The lines to find are those in the entries that hold the word "icon"; copy every one of them.

## Provided records
++++++++++++++++++++

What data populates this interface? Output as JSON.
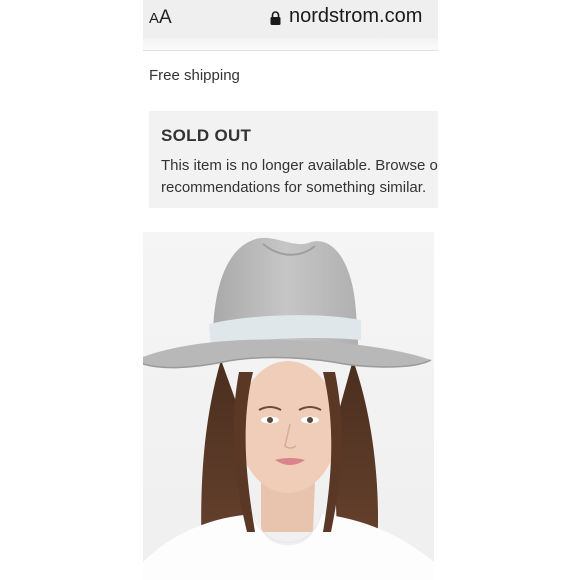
{
  "browser": {
    "text_size_label": "AA",
    "url": "nordstrom.com"
  },
  "product": {
    "shipping_text": "Free shipping",
    "status_title": "SOLD OUT",
    "status_message_line1": "This item is no longer available. Browse our",
    "status_message_line2": "recommendations for something similar."
  },
  "colors": {
    "hat": "#bcbcbc",
    "hat_band": "#dfe7ea",
    "panel": "#f2f2f2"
  }
}
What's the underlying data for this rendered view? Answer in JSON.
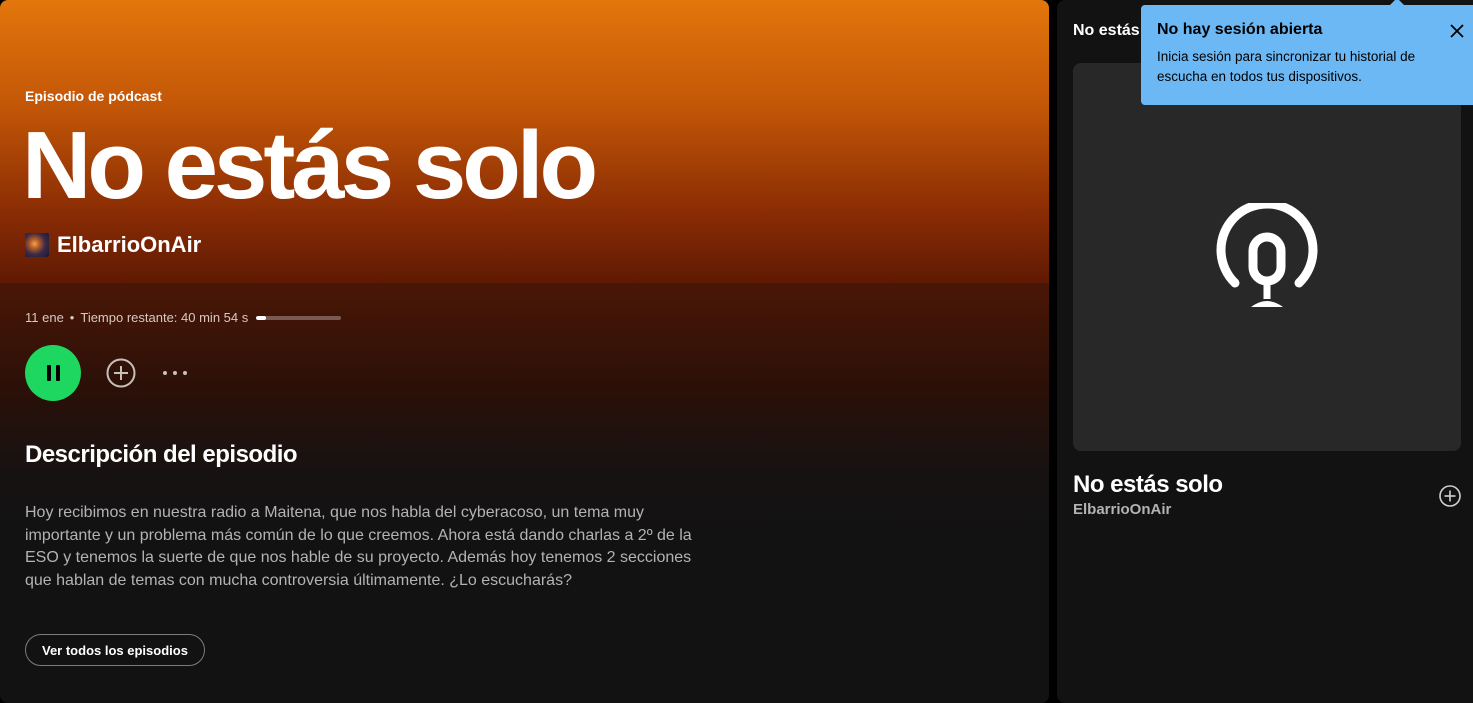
{
  "episode": {
    "kind_label": "Episodio de pódcast",
    "title": "No estás solo",
    "show_name": "ElbarrioOnAir",
    "date": "11 ene",
    "separator": "•",
    "time_left": "Tiempo restante: 40 min 54 s",
    "progress_fraction": 0.12
  },
  "description": {
    "heading": "Descripción del episodio",
    "text": "Hoy recibimos en nuestra radio a Maitena, que nos habla del cyberacoso, un tema muy importante y un problema más común de lo que creemos. Ahora está dando charlas a 2º de la ESO y tenemos la suerte de que nos hable de su proyecto. Además hoy tenemos 2 secciones que hablan de temas con mucha controversia últimamente. ¿Lo escucharás?",
    "all_episodes_label": "Ver todos los episodios"
  },
  "controls": {
    "play_state": "pause-icon",
    "add_icon": "add-circle-icon",
    "more_icon": "more-options-icon"
  },
  "side_panel": {
    "header": "No estás s",
    "art_icon": "podcast-icon",
    "title": "No estás solo",
    "show": "ElbarrioOnAir"
  },
  "toast": {
    "title": "No hay sesión abierta",
    "body": "Inicia sesión para sincronizar tu historial de escucha en todos tus dispositivos."
  },
  "colors": {
    "accent_green": "#1ed760",
    "hero_orange": "#e3760b",
    "toast_blue": "#6bb8f5",
    "background": "#121212"
  }
}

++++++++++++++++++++

## Task solution
    "play_state": "pause-icon",
    "add_icon": "add-circle-icon",
    "more_icon": "more-options-icon"
    "art_icon": "podcast-icon",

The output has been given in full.